MathOverflow is a question and answer site for professional mathematicians. It's 100% free, no registration required.

Suppose that $X$ is a reduced rigid space and $\scr{F}$ is a coherent sheaf on $X$. For a section $f\in {\scr F}(X)$, the zero locus of $f$ is the set of points $x\in X$ at which $f$ vanishes in the fiber ${\scr F}(x) = {\scr F}\otimes_{{\scr O}_X}k(x)$.

If ${\scr F}$ is locally free, then the zero locus of a section is an analytic set (by which I mean the zero locus of a coherent ideal sheaf). In general, this is quite false (consider a sky-scraper sheaf at a point).

Here a probably too general question:

Which sets are the zero loci of such sections?

Let's call ${\scr F}$ torsion-free if it is without torsion by non-zero-divisors in the structure sheaf. Equivalently, if the natural map ${\scr F}\to {\scr F}\otimes_{{\scr O}_X} {\scr M}_X$ is injective, where ${\scr M}_X$ is the sheaf of meromorphic functions on $X$.

What if ${\scr F}$ is torsion-free? Are the zero loci analytic in this generality?

Though I've phrased the problem in the context of rigid spaces, there are obvious analogues for schemes and complex analytic spaces. I'd welcome comments in any of these contexts.

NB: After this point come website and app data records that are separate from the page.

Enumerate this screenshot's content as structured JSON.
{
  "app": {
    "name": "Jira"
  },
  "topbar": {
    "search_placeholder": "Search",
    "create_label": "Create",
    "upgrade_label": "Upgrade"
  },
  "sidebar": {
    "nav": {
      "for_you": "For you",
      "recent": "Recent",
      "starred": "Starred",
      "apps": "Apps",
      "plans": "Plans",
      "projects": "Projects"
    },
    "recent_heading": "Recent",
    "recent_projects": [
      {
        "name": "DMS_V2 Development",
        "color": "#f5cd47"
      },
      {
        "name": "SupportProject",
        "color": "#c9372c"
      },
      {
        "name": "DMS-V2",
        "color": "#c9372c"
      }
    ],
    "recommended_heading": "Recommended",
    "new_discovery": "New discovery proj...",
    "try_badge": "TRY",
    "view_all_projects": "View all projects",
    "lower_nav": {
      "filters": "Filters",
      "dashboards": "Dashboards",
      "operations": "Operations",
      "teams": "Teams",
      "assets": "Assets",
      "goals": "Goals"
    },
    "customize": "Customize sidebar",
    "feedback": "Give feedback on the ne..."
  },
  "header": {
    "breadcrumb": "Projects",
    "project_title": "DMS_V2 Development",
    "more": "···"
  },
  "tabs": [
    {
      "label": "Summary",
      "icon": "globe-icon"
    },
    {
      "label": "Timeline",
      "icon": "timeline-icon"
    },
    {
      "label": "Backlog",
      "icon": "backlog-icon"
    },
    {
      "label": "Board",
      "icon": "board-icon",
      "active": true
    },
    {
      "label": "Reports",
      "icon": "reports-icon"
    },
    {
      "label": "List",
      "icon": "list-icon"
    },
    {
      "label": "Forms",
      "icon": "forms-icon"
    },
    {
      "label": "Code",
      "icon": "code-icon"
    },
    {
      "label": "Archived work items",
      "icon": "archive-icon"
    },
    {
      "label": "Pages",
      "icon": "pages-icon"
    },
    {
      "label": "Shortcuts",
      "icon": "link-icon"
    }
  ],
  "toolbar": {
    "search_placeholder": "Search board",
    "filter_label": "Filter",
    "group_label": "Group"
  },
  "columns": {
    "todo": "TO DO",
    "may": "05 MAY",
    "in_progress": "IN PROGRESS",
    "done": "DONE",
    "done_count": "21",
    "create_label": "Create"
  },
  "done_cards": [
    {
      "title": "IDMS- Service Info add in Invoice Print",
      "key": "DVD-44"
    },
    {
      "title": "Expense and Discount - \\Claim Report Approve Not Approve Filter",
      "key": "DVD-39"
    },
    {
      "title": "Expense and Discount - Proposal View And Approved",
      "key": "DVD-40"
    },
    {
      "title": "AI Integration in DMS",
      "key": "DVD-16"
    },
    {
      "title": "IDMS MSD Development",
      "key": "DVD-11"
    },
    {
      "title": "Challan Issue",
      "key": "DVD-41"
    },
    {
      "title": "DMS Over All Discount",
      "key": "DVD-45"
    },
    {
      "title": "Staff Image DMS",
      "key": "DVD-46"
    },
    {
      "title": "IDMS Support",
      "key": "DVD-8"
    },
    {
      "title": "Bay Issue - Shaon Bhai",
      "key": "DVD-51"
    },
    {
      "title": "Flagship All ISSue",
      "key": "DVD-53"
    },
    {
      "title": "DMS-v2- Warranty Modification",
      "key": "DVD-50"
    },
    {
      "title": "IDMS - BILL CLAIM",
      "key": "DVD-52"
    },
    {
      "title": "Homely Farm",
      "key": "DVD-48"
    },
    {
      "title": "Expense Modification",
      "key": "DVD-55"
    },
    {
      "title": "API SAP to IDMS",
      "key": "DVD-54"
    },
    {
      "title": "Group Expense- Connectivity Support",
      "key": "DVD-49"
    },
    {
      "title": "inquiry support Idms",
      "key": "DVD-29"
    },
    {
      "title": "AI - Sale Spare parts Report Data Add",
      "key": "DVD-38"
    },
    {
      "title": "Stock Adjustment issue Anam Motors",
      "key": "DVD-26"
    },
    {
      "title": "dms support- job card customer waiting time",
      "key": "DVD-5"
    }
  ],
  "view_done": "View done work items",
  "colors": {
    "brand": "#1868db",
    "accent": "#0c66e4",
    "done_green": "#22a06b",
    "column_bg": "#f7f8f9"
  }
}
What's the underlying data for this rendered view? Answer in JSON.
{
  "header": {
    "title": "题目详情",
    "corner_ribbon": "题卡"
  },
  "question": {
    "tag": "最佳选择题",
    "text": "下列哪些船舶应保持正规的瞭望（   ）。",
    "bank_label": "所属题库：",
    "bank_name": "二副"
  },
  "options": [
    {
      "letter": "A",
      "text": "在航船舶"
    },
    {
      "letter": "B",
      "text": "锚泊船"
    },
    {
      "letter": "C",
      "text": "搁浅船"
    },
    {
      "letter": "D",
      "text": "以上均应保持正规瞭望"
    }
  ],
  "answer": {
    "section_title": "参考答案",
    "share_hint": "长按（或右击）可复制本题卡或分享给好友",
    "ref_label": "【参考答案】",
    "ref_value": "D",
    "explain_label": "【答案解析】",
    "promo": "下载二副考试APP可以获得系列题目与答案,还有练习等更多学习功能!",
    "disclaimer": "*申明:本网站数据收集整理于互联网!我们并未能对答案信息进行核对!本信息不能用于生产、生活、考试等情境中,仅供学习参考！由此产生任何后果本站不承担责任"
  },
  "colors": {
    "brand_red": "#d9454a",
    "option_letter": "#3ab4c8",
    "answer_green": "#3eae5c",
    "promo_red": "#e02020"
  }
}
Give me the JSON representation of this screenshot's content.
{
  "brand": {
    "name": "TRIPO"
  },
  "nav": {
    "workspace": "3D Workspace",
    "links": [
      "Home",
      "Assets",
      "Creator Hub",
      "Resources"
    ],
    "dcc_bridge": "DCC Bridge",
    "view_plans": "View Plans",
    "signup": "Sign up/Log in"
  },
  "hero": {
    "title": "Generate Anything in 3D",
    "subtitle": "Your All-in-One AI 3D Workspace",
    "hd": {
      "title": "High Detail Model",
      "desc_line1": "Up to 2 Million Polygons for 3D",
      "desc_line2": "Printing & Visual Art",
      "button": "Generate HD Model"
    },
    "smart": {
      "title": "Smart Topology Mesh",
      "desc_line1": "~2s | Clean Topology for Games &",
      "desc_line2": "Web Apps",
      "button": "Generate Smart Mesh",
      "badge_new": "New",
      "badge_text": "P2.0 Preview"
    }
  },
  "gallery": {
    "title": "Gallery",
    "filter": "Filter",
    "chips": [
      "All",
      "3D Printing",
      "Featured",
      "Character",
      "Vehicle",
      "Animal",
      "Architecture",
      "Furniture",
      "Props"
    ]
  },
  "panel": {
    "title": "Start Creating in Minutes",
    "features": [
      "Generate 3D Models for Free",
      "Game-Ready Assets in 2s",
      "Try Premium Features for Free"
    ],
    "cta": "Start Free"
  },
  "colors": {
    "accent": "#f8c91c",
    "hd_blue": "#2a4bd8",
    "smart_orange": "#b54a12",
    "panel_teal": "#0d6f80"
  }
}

share|improve this question
6  
Even if F is torsion-free, the zero locus of a section need not be closed. Example: X=plane, F=ideal sheaf of the origin, f=linear function (vanishing at the origin). I doubt you can say more than constructibility. –  t3suji Jan 24 '11 at 20:07
    
Neat example, t3suji ! –  Georges Elencwajg Jan 24 '11 at 20:57
    
Nice example indeed, t3suji! I guess the local go-to example of a non-fat but torsion-free module would have been a good place to start :) –  Ramsey Jan 24 '11 at 21:32

Your Answer

 
discard

By posting your answer, you agree to the privacy policy and terms of service.

Browse other questions tagged or ask your own question.